The year is 2098. Three mega-corporations control the world and battle each other for supremacy. The general populace huddles in virtual worlds to escape reality, while employees of the companies use that same virtual technology to battle each other in four man tactical warfare. Sound intriguing? Well, forget all of that, because none of it matters.
Fray has a deep backstory and, in many games, that’s a great thing. Having a rich background for the gameplay is wonderful. But Fray is not a story-driven game. It is a turn-based tactical online multiplayer-only game. So, while the history is there, it means absolutely nothing when you are playing against another human, which is all you can do.
Fray takes the simultaneous turn-based action gameplay that Frozen Synapse used so successfully and runs with it, adding on a few twists. Each player chooses their moves during the orders phase, and then every unit’s commands are executed at the same time during the resolution phase. Combat is either one-on-one, two-on-two or free-for-all and the first team to seven kills wins. When a unit is killed, it stays dead for one turn before respawning at either a random or chosen spawn point.
Your squad is a four-man team made from six classes, though you can only choose one of each class. The Shadow can camouflage himself and sneak-attack enemies, but can’t take much damage. The Tank is slow, but can dish out the damage and take plenty of it in return, though with a short effective range. The Assault is your standard evenly-balanced unit, while the Sniper can shoot quite the distance but needs to be protected. There’s also a Support class that can set up defenses, turrets and rearm your other troops and a Medic who can heal your team. As you play more games, you’ll earn credits and experience points which can be used to buy new things for your troops and customize them to your desire.
All of this sounds great and promising, but unfortunately it never lives up to this promise. This is a broken, buggy mess of a release. It’s hard to believe that it was actually tested before its release on Steam. During any given match, it may crash on you. Though this seems to happen more often with 4-player games, it will happen at least once per session. Sometimes the game will load just fine for one person, while getting stuck on the loading screen for the other.
Assuming you can get a game to load for everyone and start playing, it isn’t uncommon for units killed in battle to get stuck dead and unable to respawn. In at least one game, this happened to three of a player’s units. Mind you, you only get four of them. Powers often won’t unlock when they should, and sometimes a unit doesn’t do as it was commanded. Other times, you just can’t order a unit to do anything so they sit there useless for a turn. Oh yeah, and as of right now, if you are running a 32-bit operating system, you can’t even boot up the game.
The graphics look fine, but the camera is absolutely awful. It will often change its angle for no reason, and is very finicky, making it difficult to know exactly where your troops are in relation to each other if you split your squad.

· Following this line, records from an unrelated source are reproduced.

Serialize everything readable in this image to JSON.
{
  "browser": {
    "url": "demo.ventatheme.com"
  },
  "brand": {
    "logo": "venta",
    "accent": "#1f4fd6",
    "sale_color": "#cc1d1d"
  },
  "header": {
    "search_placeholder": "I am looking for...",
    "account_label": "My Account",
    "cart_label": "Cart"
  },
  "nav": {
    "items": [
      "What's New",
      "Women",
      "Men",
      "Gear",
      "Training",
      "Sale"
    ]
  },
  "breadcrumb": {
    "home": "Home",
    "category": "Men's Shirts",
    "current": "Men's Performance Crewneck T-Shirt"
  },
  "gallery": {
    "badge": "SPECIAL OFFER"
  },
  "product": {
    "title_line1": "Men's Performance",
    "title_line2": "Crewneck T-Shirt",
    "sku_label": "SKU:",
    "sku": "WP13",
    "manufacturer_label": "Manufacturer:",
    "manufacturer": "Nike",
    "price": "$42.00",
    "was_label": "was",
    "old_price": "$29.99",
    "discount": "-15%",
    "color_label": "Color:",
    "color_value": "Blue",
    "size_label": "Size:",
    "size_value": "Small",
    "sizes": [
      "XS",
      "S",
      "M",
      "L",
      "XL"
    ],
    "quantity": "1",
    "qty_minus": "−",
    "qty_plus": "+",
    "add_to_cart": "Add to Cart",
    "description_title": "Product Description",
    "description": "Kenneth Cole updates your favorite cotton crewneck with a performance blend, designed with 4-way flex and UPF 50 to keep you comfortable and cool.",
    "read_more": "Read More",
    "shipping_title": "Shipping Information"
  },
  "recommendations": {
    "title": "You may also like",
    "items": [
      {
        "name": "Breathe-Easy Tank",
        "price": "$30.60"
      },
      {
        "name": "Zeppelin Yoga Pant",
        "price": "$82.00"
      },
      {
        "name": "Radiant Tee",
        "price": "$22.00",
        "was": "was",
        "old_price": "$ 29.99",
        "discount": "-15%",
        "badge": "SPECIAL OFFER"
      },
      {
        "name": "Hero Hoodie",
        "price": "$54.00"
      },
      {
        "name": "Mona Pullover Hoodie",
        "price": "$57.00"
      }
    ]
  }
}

Remember how I mentioned that this is a multiplayer-only game? Well, the important thing to remember about that type of game is that if there isn’t anyone to play with, you can’t play it yourself. And less than two weeks after release, I’ve yet to see more than 15 people online at any given time. Even if the game was playable, there’s almost no one to play with. I once sat there for an hour waiting for someone to join my one-on-one game so we could play.
This is essentially an alpha build of a game that should never have been released to the public in this state. While it’s possible that it will get sorted out eventually, at this time, I just can’t recommend that anyone buy it. If you want this genre of game, pick up Frozen Synapse.
Pros: interesting backstory, good ideas
Cons: bugs, bugs, bugs, bad execution of a good idea